Early screening for more effective treatment

The first fragility fracture is the most predictive factor for the occurrence of other fractures. After a first fracture, a patient increases the risk of having another fracture a short time, from six months to one year. The risk is highest during the first 2 years after the initial fracture, when the patient is five times more likely to have another fracture. The risk increases exponentially after each fracture.

This "imminent" risk of fracture following a first accident requires early detection of osteoporosis, in order to treat it quickly. Detecting bone fragility as soon as possible is all the more important as treatments only take effect after a few months.

Different specific treatments are available depending on the individual assessment of the patient. The most commonly used drugs (bisphosphonates) are aimed at curbing the activity of osteoclasts in order to limit bone loss.

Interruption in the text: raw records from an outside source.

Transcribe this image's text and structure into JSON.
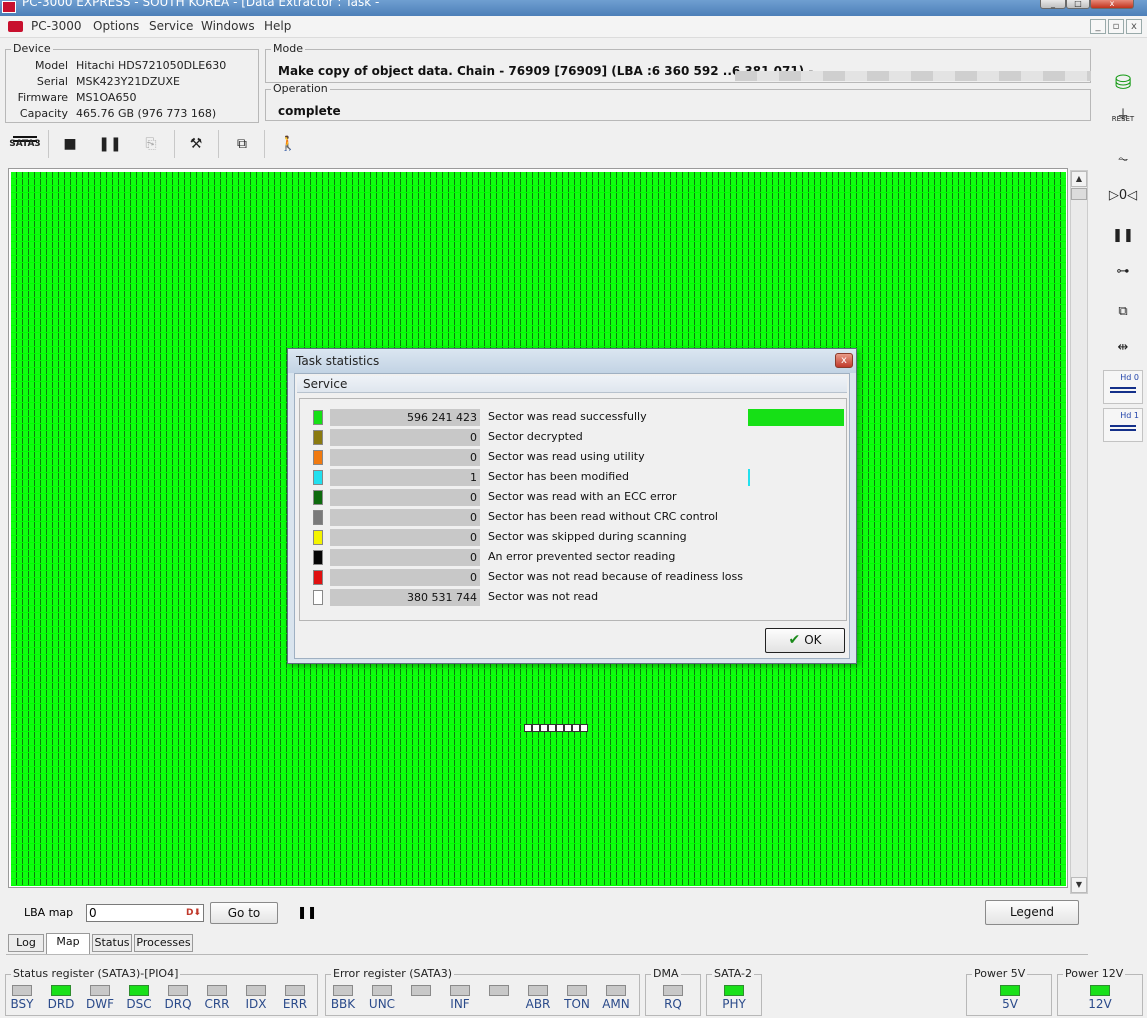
{
  "window": {
    "title": "PC-3000 EXPRESS - SOUTH KOREA - [Data Extractor : Task -"
  },
  "menu": {
    "app_name": "PC-3000",
    "items": [
      "Options",
      "Service",
      "Windows",
      "Help"
    ]
  },
  "device": {
    "group_title": "Device",
    "fields": [
      {
        "label": "Model",
        "value": "Hitachi HDS721050DLE630"
      },
      {
        "label": "Serial",
        "value": "MSK423Y21DZUXE"
      },
      {
        "label": "Firmware",
        "value": "MS1OA650"
      },
      {
        "label": "Capacity",
        "value": "465.76 GB (976 773 168)"
      }
    ]
  },
  "mode": {
    "group_title": "Mode",
    "text": "Make copy of object data. Chain - 76909 [76909] (LBA :6 360 592 ..6 381 071) -"
  },
  "operation": {
    "group_title": "Operation",
    "text": "complete"
  },
  "toolbar": {
    "interface_label": "SATA3"
  },
  "lba_bar": {
    "label": "LBA map",
    "input_value": "0",
    "goto_label": "Go to",
    "legend_label": "Legend"
  },
  "tabs": [
    {
      "label": "Log",
      "active": false
    },
    {
      "label": "Map",
      "active": true
    },
    {
      "label": "Status",
      "active": false
    },
    {
      "label": "Processes",
      "active": false
    }
  ],
  "right_panel": {
    "reset_label": "RESET",
    "hd0_label": "Hd 0",
    "hd1_label": "Hd 1"
  },
  "status_register": {
    "title": "Status register (SATA3)-[PIO4]",
    "leds": [
      {
        "label": "BSY",
        "on": false
      },
      {
        "label": "DRD",
        "on": true
      },
      {
        "label": "DWF",
        "on": false
      },
      {
        "label": "DSC",
        "on": true
      },
      {
        "label": "DRQ",
        "on": false
      },
      {
        "label": "CRR",
        "on": false
      },
      {
        "label": "IDX",
        "on": false
      },
      {
        "label": "ERR",
        "on": false
      }
    ]
  },
  "error_register": {
    "title": "Error register (SATA3)",
    "leds": [
      {
        "label": "BBK",
        "on": false
      },
      {
        "label": "UNC",
        "on": false
      },
      {
        "label": "",
        "on": false
      },
      {
        "label": "INF",
        "on": false
      },
      {
        "label": "",
        "on": false
      },
      {
        "label": "ABR",
        "on": false
      },
      {
        "label": "TON",
        "on": false
      },
      {
        "label": "AMN",
        "on": false
      }
    ]
  },
  "dma": {
    "title": "DMA",
    "led_label": "RQ",
    "on": false
  },
  "sata2": {
    "title": "SATA-2",
    "led_label": "PHY",
    "on": true
  },
  "power5": {
    "title": "Power 5V",
    "led_label": "5V",
    "on": true
  },
  "power12": {
    "title": "Power 12V",
    "led_label": "12V",
    "on": true
  },
  "dialog": {
    "title": "Task statistics",
    "section": "Service",
    "ok_label": "OK",
    "rows": [
      {
        "color": "#16e016",
        "count": "596 241 423",
        "description": "Sector was read successfully",
        "fraction": 0.6104
      },
      {
        "color": "#8a7a10",
        "count": "0",
        "description": "Sector decrypted",
        "fraction": 0
      },
      {
        "color": "#f07a10",
        "count": "0",
        "description": "Sector was read using utility",
        "fraction": 0
      },
      {
        "color": "#22e0ee",
        "count": "1",
        "description": "Sector has been modified",
        "fraction": 1e-05
      },
      {
        "color": "#0d6a0d",
        "count": "0",
        "description": "Sector was read with an ECC error",
        "fraction": 0
      },
      {
        "color": "#7a7a7a",
        "count": "0",
        "description": "Sector has been read without CRC control",
        "fraction": 0
      },
      {
        "color": "#f4f400",
        "count": "0",
        "description": "Sector was skipped during scanning",
        "fraction": 0
      },
      {
        "color": "#050505",
        "count": "0",
        "description": "An error prevented sector reading",
        "fraction": 0
      },
      {
        "color": "#e01010",
        "count": "0",
        "description": "Sector was not read because of readiness loss",
        "fraction": 0
      },
      {
        "color": "#ffffff",
        "count": "380 531 744",
        "description": "Sector was not read",
        "fraction": 0
      }
    ]
  }
}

Concomitant calcium and vitamin D supplementation is often necessary, but remember that it is not a preventive treatment for the risk of fracture.

On the other hand, if certain risk factors cannot be modified (age, female, family history), the observation of rules of hygiene of life can have beneficial effects. Physical exercise has a positive effect on bone mineral density, while alcohol and tobacco promote bone loss.

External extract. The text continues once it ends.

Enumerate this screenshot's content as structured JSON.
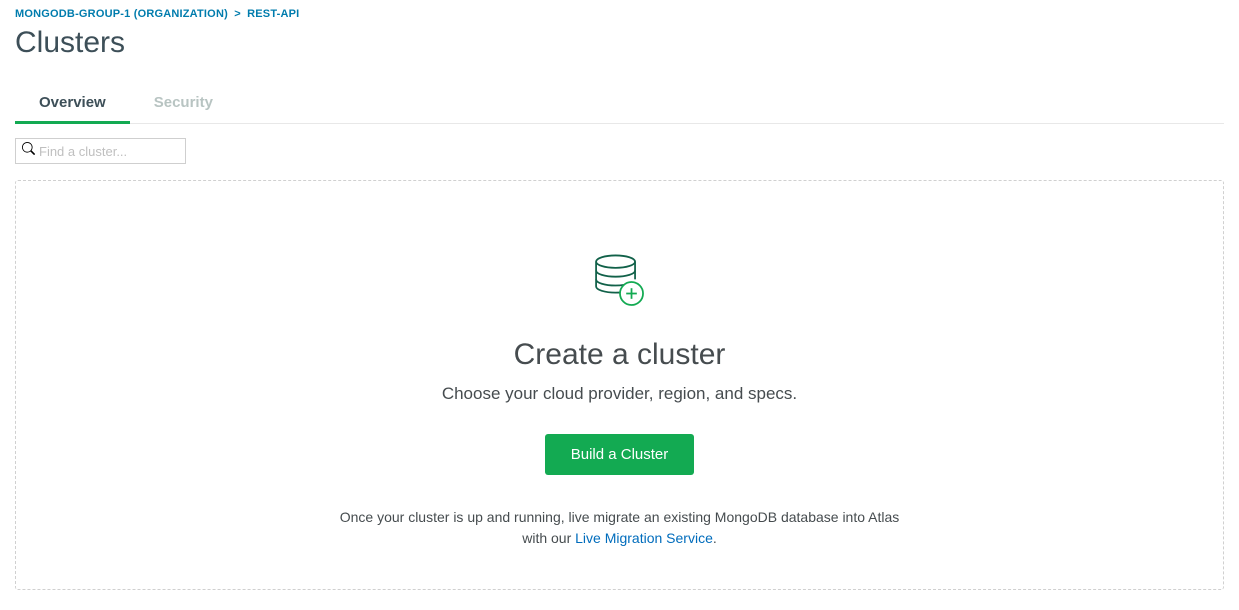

Set up "fracture pathways" for better management

A "call to action" was launched in 2016, during the 5th Fragility Fracture Network congress supported by the international and national organizations of all stakeholders (including geriatricians, orthopedic surgeons, medical internists, rheumatologists, and rehabilitation therapists). It aims to promote multidisciplinary management of patients who suffer from fragility fractures and to ensure effective prevention at the first fracture.

The solution involves the establishment of fracture networks, based on the model initiated in the United Kingdom, which has proven its effectiveness in other countries both on the quality of life for patients and on the economic level.

These models determine patient treatment between different departments (most often emergency services, orthopedic surgery, rheumatology, rehabilitation, geriatrics) of the care facility that treated the patient for the first fracture, which revealed or suggested bone fragility. The associated organization ensures effective communication with the attending physician and health professionals monitoring the patient.

Systematic implementation of osteoporosis screening and treatment recommendations would bridge the gap between a fragility fracture and preventative treatment of other fractures, avoiding approximately 700,000 fractures by 2025.

Recently announced by the government, the "My Health 2022" plan, a strategy for transforming the health system, has listed as a first recommendation of its 54 measures:

"The development of guidelines/references, which are relevant, co-constructed and validated by health professionals: for heart failure and osteoporosis by the end of the year and which will encompass, within 12 months, the approach to the main chronic pathologies"

This step, which should be specified at the beginning of 2019, is of the utmost importance to combat this major public health problem, which leads to an excess of mortality, has a serious impact on the quality of life for the patients and causes a very serious heavy economic burden on society.


Pour en savoir plus :

For more information:

- The site of the GRIO (Research and Information Group on Osteoporosis); (in French)

- The AFLAR website (AFLAR French Association for the fight against rheumatism); (in French)

- The website of the International Osteoporosis Foundation | Bone Health. (in English)

Jean-Marc Féron, University Professor - Hospital Consultant, Sorbonne University

This article is republished from The Conversation under a Creative Commons license. Read the original article (in French).